Return only those lines of the material that contain "JSON".

(EXERCISE INPUTS)

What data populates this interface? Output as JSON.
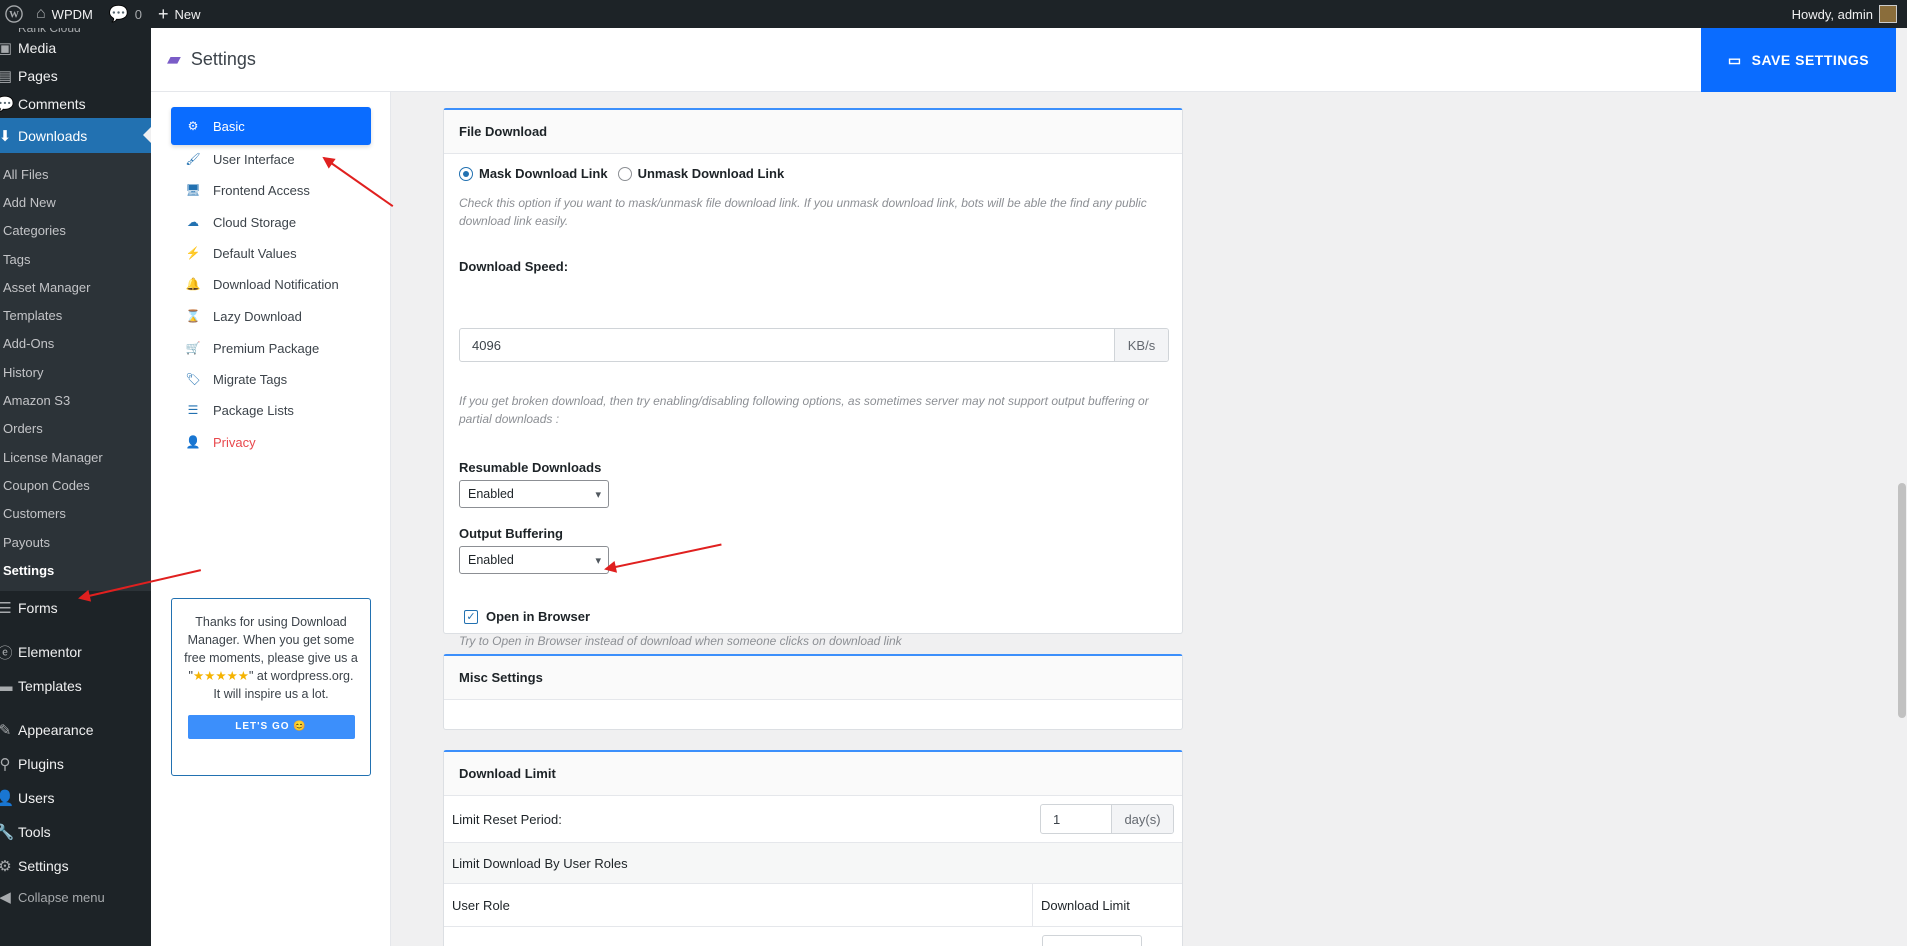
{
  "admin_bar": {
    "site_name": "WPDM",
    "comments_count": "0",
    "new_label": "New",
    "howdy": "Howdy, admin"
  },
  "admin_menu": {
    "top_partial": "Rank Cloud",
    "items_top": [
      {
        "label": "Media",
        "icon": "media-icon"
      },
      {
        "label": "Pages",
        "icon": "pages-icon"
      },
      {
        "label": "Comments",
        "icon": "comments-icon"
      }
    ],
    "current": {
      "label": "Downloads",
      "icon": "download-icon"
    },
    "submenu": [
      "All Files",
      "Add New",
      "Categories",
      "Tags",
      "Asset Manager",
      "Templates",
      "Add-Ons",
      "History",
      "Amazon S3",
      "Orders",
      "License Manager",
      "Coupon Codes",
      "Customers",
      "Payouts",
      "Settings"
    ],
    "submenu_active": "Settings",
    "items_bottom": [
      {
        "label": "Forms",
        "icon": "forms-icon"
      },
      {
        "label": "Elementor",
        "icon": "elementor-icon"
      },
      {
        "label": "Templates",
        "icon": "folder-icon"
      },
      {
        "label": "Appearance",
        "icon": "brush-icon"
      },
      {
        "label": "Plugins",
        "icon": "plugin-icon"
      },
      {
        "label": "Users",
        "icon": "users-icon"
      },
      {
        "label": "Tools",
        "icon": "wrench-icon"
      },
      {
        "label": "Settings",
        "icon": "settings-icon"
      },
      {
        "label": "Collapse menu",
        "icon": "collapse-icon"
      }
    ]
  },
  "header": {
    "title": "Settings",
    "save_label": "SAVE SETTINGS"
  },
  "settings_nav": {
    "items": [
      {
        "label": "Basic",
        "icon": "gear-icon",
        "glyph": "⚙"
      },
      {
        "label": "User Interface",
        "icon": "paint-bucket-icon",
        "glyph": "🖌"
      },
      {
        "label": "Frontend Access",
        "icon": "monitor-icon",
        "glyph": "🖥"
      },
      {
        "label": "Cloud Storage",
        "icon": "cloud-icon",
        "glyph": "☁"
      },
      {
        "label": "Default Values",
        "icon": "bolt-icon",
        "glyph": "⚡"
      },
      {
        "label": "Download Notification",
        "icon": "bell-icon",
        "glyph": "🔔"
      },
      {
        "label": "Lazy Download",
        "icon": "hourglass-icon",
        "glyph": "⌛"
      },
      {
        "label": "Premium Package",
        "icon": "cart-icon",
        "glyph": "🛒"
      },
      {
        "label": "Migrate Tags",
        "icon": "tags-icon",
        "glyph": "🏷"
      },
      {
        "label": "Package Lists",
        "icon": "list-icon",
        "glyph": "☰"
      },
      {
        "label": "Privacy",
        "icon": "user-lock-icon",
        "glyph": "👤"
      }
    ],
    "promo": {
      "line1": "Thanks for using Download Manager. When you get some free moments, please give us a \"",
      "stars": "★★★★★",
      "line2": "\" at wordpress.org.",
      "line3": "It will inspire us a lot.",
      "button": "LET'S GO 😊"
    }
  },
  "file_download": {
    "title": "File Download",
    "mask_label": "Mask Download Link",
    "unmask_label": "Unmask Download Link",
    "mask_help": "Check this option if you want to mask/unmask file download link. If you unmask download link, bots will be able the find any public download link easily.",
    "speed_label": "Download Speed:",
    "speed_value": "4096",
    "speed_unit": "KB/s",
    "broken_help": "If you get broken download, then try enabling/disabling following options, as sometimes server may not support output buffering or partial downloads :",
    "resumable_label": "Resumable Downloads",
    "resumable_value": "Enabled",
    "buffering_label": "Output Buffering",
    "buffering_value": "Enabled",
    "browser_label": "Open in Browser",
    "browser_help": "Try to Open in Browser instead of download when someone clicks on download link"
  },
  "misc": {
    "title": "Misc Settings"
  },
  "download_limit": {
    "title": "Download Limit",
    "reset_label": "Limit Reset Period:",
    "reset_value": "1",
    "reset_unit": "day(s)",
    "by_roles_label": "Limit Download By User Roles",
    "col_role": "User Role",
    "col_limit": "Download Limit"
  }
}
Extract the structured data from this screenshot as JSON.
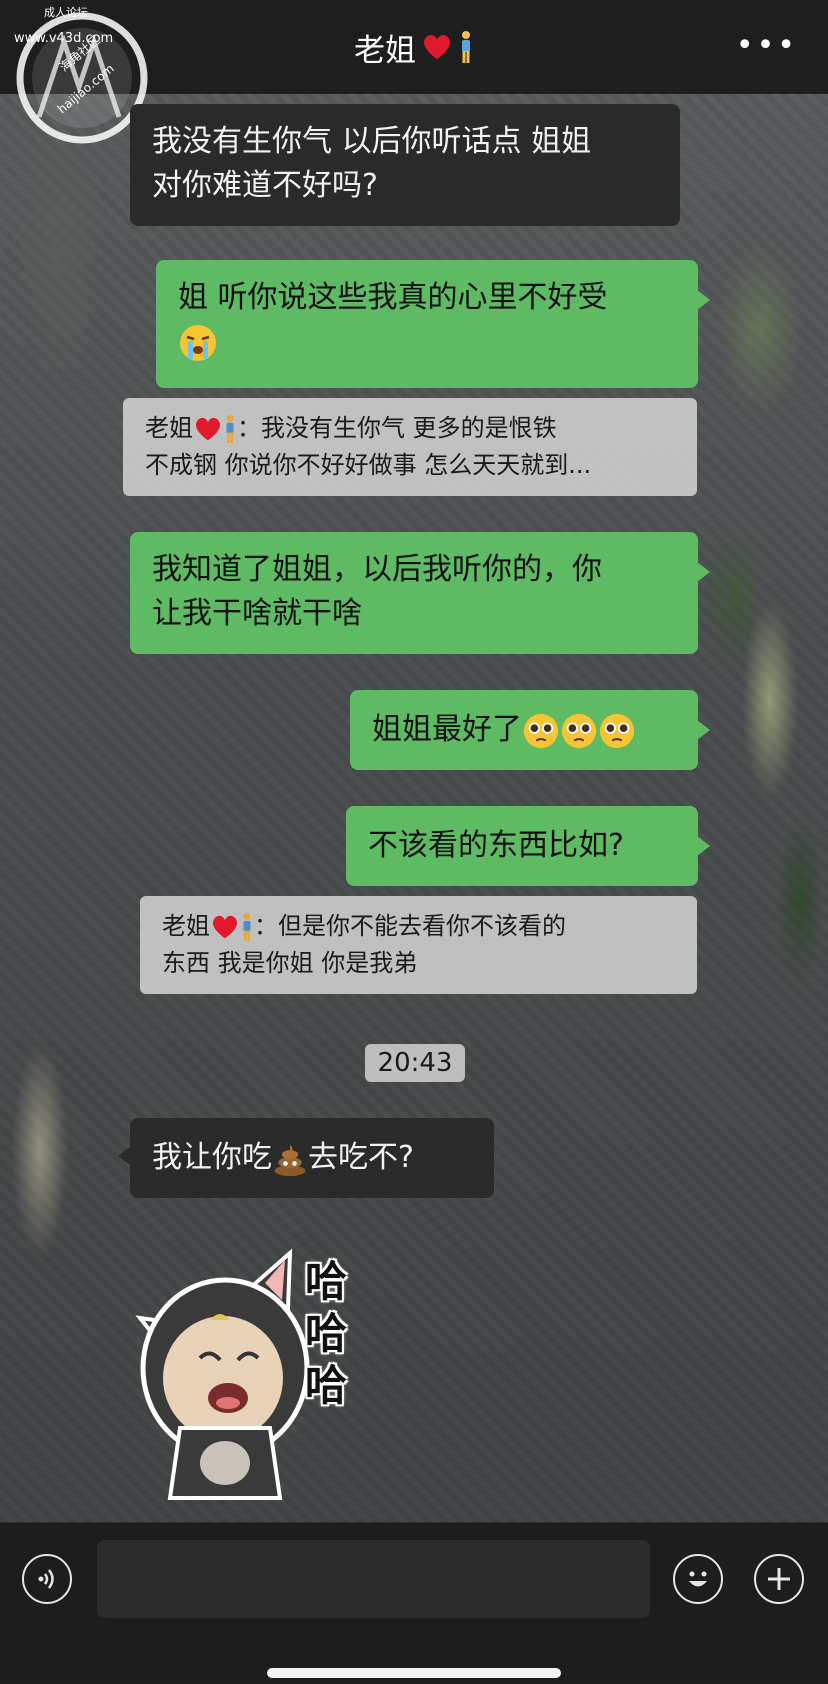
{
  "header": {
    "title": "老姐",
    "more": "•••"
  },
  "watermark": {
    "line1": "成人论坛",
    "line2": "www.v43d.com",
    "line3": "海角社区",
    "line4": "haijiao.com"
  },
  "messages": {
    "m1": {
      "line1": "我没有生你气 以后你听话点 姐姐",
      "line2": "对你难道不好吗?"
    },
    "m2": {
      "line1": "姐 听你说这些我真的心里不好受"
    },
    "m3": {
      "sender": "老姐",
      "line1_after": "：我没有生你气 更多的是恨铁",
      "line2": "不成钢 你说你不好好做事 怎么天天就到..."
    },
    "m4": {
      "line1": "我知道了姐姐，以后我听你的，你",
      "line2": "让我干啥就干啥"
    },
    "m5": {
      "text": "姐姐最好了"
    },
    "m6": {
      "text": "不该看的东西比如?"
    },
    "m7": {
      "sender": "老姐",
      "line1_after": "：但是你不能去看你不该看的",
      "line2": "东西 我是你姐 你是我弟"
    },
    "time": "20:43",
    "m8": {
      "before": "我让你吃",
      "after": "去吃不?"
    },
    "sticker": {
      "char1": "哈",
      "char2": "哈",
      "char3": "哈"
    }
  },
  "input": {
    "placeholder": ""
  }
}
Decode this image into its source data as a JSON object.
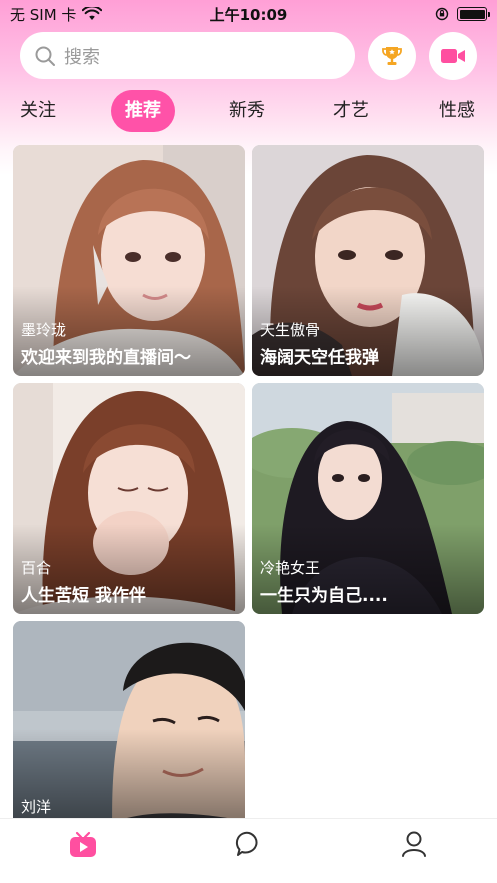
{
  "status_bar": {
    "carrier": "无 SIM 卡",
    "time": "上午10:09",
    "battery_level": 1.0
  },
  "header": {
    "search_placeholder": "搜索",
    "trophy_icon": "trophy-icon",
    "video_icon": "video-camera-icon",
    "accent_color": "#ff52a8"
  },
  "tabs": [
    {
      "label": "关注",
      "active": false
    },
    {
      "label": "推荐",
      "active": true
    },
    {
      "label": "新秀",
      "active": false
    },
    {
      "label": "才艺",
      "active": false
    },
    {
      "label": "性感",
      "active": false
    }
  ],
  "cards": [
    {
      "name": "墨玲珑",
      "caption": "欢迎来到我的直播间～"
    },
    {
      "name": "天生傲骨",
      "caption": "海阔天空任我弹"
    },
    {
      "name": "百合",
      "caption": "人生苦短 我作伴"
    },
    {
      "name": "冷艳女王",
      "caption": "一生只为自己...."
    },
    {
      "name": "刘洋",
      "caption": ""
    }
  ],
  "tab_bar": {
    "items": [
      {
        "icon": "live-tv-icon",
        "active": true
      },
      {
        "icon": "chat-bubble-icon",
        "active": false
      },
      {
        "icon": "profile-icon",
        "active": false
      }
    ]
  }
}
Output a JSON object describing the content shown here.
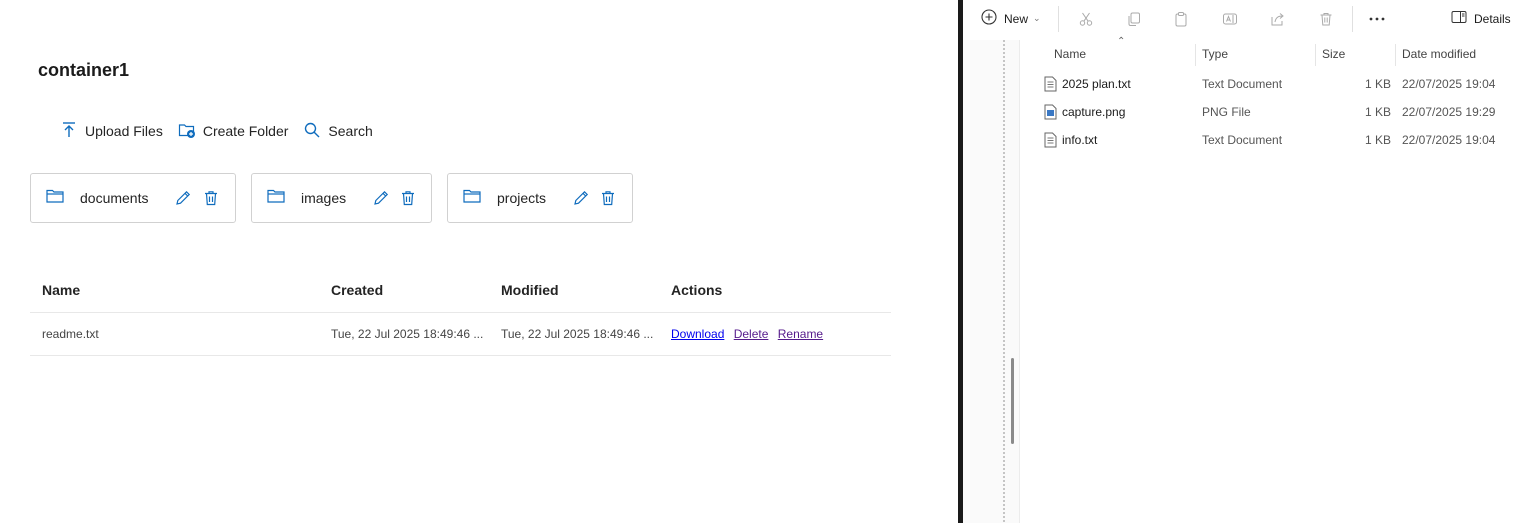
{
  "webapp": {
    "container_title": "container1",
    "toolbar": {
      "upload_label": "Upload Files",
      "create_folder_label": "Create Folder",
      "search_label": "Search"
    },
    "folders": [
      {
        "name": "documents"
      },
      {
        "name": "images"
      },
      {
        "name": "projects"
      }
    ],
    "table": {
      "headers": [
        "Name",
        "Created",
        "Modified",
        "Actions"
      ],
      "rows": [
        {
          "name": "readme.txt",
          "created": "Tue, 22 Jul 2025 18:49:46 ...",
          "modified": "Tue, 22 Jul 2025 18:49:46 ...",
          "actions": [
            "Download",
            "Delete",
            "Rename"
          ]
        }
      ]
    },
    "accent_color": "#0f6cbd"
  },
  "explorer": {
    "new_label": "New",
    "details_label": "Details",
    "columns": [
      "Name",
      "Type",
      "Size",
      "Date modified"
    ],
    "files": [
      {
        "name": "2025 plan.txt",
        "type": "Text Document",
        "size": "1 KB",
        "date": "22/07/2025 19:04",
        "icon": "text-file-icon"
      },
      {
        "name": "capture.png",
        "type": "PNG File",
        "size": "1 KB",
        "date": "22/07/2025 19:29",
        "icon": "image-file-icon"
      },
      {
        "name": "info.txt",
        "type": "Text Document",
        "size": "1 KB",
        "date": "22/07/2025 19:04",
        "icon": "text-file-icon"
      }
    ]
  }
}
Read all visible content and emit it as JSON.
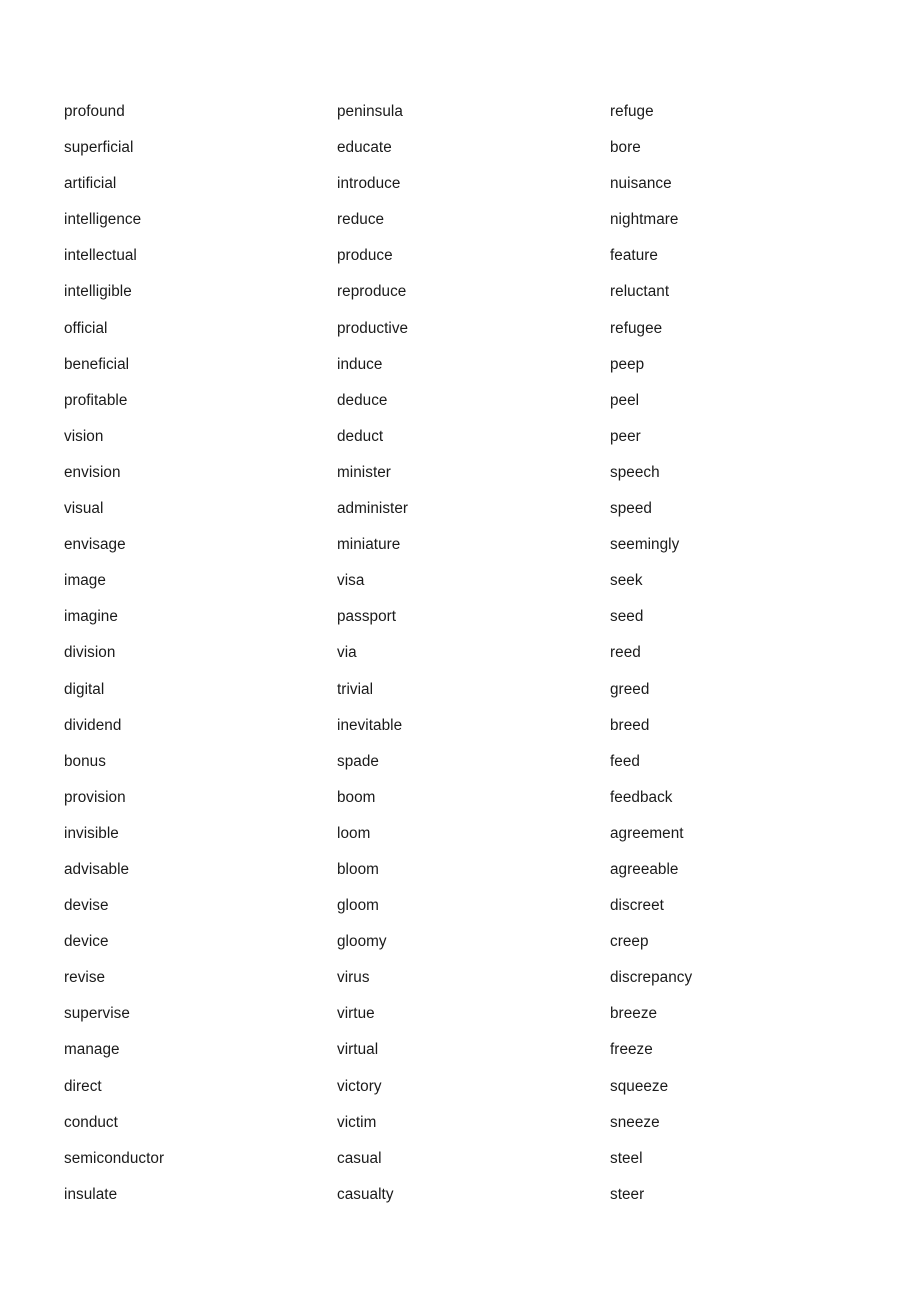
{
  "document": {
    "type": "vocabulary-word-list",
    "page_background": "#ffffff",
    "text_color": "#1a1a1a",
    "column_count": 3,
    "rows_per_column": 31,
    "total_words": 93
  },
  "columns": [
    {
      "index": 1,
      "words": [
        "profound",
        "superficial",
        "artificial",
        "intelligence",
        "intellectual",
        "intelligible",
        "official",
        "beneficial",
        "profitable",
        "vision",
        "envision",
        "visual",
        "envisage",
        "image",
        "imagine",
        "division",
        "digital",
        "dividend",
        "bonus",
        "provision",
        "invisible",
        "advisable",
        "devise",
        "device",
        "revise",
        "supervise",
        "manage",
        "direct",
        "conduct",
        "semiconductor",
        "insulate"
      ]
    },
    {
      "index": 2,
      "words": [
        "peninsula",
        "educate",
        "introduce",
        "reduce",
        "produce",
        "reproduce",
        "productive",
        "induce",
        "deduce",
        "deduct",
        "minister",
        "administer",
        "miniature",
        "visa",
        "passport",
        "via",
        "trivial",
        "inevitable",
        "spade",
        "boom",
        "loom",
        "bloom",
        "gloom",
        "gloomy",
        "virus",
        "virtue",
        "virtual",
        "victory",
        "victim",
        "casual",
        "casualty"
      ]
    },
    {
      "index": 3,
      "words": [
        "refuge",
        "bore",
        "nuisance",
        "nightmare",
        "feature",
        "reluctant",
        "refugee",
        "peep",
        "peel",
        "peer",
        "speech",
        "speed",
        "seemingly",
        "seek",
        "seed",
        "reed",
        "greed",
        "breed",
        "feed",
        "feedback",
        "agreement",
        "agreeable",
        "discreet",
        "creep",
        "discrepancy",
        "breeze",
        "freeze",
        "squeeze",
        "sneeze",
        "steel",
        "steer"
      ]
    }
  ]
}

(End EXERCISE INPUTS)

● WRITTEN RESPONSE:
What data populates this interface? Output as JSON.
Extract the structured data from this screenshot as JSON.
Decode this image into its source data as a JSON object.
Output a JSON object describing the content shown here.
Read all visible content and emit it as JSON.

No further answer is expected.